_Input data_
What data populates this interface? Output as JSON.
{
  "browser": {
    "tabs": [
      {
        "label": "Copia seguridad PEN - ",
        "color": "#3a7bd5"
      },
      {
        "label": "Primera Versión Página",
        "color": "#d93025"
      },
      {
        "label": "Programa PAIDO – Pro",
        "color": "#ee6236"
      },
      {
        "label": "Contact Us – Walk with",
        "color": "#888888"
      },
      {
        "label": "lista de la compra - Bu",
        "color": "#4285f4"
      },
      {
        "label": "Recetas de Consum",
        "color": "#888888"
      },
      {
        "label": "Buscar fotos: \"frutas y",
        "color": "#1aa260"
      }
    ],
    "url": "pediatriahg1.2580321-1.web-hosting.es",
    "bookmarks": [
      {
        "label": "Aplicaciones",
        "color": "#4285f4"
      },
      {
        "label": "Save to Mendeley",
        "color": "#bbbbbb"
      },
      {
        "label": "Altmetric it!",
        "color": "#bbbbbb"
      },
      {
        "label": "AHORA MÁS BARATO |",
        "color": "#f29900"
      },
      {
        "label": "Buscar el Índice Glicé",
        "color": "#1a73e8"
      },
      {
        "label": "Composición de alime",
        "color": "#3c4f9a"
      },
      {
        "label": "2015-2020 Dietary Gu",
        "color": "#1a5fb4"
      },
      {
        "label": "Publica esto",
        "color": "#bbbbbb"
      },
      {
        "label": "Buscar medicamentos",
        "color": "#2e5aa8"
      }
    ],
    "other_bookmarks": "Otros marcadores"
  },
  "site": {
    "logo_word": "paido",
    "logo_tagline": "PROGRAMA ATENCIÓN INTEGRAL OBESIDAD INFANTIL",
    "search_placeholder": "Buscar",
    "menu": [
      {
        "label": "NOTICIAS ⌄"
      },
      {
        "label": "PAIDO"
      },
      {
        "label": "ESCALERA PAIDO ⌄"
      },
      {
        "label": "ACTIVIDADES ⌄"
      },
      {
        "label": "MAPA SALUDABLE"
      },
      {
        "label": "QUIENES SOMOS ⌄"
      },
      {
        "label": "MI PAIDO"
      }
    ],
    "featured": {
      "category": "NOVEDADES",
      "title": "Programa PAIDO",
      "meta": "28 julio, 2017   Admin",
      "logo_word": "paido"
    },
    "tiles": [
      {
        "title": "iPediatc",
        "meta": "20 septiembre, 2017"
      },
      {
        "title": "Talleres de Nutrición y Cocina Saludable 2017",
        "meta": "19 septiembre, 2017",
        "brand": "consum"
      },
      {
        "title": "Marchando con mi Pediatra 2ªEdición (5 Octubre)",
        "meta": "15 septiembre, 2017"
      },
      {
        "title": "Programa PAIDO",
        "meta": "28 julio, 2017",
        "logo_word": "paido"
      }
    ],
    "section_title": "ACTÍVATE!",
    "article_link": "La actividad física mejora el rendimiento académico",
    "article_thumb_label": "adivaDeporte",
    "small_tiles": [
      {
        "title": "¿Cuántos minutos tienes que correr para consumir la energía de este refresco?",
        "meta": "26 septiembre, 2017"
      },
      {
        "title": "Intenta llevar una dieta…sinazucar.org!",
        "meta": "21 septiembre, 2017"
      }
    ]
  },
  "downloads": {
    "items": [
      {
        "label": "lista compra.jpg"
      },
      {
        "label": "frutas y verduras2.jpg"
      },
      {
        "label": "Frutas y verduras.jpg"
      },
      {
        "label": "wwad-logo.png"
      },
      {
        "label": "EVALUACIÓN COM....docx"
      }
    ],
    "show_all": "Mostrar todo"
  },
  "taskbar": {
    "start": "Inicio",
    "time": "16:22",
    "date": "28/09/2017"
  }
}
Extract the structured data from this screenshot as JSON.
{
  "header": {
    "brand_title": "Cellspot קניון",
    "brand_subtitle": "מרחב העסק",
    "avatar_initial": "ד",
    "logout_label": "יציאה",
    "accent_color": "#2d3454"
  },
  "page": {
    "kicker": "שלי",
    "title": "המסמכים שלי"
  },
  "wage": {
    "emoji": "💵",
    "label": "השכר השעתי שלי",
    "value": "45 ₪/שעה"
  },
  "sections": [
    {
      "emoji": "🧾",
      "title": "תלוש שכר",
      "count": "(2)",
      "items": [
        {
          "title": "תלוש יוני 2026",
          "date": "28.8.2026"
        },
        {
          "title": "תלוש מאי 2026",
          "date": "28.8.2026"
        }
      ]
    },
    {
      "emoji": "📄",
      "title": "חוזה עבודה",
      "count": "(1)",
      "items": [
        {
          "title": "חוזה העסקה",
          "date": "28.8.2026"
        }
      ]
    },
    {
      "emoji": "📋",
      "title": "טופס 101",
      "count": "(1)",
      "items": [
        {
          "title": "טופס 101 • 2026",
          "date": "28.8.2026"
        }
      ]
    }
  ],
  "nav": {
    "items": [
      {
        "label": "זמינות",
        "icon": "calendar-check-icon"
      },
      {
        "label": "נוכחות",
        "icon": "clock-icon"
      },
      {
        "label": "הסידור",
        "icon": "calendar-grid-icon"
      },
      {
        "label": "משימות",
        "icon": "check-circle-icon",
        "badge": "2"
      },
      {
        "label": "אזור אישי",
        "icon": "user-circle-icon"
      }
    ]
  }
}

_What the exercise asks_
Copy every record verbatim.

_Solution for this exercise_
What data populates this interface? Output as JSON.
{
  "browser": {
    "tabs": [
      {
        "label": "Copia seguridad PEN - ",
        "color": "#3a7bd5"
      },
      {
        "label": "Primera Versión Página",
        "color": "#d93025"
      },
      {
        "label": "Programa PAIDO – Pro",
        "color": "#ee6236"
      },
      {
        "label": "Contact Us – Walk with",
        "color": "#888888"
      },
      {
        "label": "lista de la compra - Bu",
        "color": "#4285f4"
      },
      {
        "label": "Recetas de Consum",
        "color": "#888888"
      },
      {
        "label": "Buscar fotos: \"frutas y",
        "color": "#1aa260"
      }
    ],
    "url": "pediatriahg1.2580321-1.web-hosting.es",
    "bookmarks": [
      {
        "label": "Aplicaciones",
        "color": "#4285f4"
      },
      {
        "label": "Save to Mendeley",
        "color": "#bbbbbb"
      },
      {
        "label": "Altmetric it!",
        "color": "#bbbbbb"
      },
      {
        "label": "AHORA MÁS BARATO |",
        "color": "#f29900"
      },
      {
        "label": "Buscar el Índice Glicé",
        "color": "#1a73e8"
      },
      {
        "label": "Composición de alime",
        "color": "#3c4f9a"
      },
      {
        "label": "2015-2020 Dietary Gu",
        "color": "#1a5fb4"
      },
      {
        "label": "Publica esto",
        "color": "#bbbbbb"
      },
      {
        "label": "Buscar medicamentos",
        "color": "#2e5aa8"
      }
    ],
    "other_bookmarks": "Otros marcadores"
  },
  "site": {
    "logo_word": "paido",
    "logo_tagline": "PROGRAMA ATENCIÓN INTEGRAL OBESIDAD INFANTIL",
    "search_placeholder": "Buscar",
    "menu": [
      {
        "label": "NOTICIAS ⌄"
      },
      {
        "label": "PAIDO"
      },
      {
        "label": "ESCALERA PAIDO ⌄"
      },
      {
        "label": "ACTIVIDADES ⌄"
      },
      {
        "label": "MAPA SALUDABLE"
      },
      {
        "label": "QUIENES SOMOS ⌄"
      },
      {
        "label": "MI PAIDO"
      }
    ],
    "featured": {
      "category": "NOVEDADES",
      "title": "Programa PAIDO",
      "meta": "28 julio, 2017   Admin",
      "logo_word": "paido"
    },
    "tiles": [
      {
        "title": "iPediatc",
        "meta": "20 septiembre, 2017"
      },
      {
        "title": "Talleres de Nutrición y Cocina Saludable 2017",
        "meta": "19 septiembre, 2017",
        "brand": "consum"
      },
      {
        "title": "Marchando con mi Pediatra 2ªEdición (5 Octubre)",
        "meta": "15 septiembre, 2017"
      },
      {
        "title": "Programa PAIDO",
        "meta": "28 julio, 2017",
        "logo_word": "paido"
      }
    ],
    "section_title": "ACTÍVATE!",
    "article_link": "La actividad física mejora el rendimiento académico",
    "article_thumb_label": "adivaDeporte",
    "small_tiles": [
      {
        "title": "¿Cuántos minutos tienes que correr para consumir la energía de este refresco?",
        "meta": "26 septiembre, 2017"
      },
      {
        "title": "Intenta llevar una dieta…sinazucar.org!",
        "meta": "21 septiembre, 2017"
      }
    ]
  },
  "downloads": {
    "items": [
      {
        "label": "lista compra.jpg"
      },
      {
        "label": "frutas y verduras2.jpg"
      },
      {
        "label": "Frutas y verduras.jpg"
      },
      {
        "label": "wwad-logo.png"
      },
      {
        "label": "EVALUACIÓN COM....docx"
      }
    ],
    "show_all": "Mostrar todo"
  },
  "taskbar": {
    "start": "Inicio",
    "time": "16:22",
    "date": "28/09/2017"
  }
}
Extract the structured data from this screenshot as JSON.
{
  "header": {
    "brand_title": "Cellspot קניון",
    "brand_subtitle": "מרחב העסק",
    "avatar_initial": "ד",
    "logout_label": "יציאה",
    "accent_color": "#2d3454"
  },
  "page": {
    "kicker": "שלי",
    "title": "המסמכים שלי"
  },
  "wage": {
    "emoji": "💵",
    "label": "השכר השעתי שלי",
    "value": "45 ₪/שעה"
  },
  "sections": [
    {
      "emoji": "🧾",
      "title": "תלוש שכר",
      "count": "(2)",
      "items": [
        {
          "title": "תלוש יוני 2026",
          "date": "28.8.2026"
        },
        {
          "title": "תלוש מאי 2026",
          "date": "28.8.2026"
        }
      ]
    },
    {
      "emoji": "📄",
      "title": "חוזה עבודה",
      "count": "(1)",
      "items": [
        {
          "title": "חוזה העסקה",
          "date": "28.8.2026"
        }
      ]
    },
    {
      "emoji": "📋",
      "title": "טופס 101",
      "count": "(1)",
      "items": [
        {
          "title": "טופס 101 • 2026",
          "date": "28.8.2026"
        }
      ]
    }
  ],
  "nav": {
    "items": [
      {
        "label": "זמינות",
        "icon": "calendar-check-icon"
      },
      {
        "label": "נוכחות",
        "icon": "clock-icon"
      },
      {
        "label": "הסידור",
        "icon": "calendar-grid-icon"
      },
      {
        "label": "משימות",
        "icon": "check-circle-icon",
        "badge": "2"
      },
      {
        "label": "אזור אישי",
        "icon": "user-circle-icon"
      }
    ]
  }
}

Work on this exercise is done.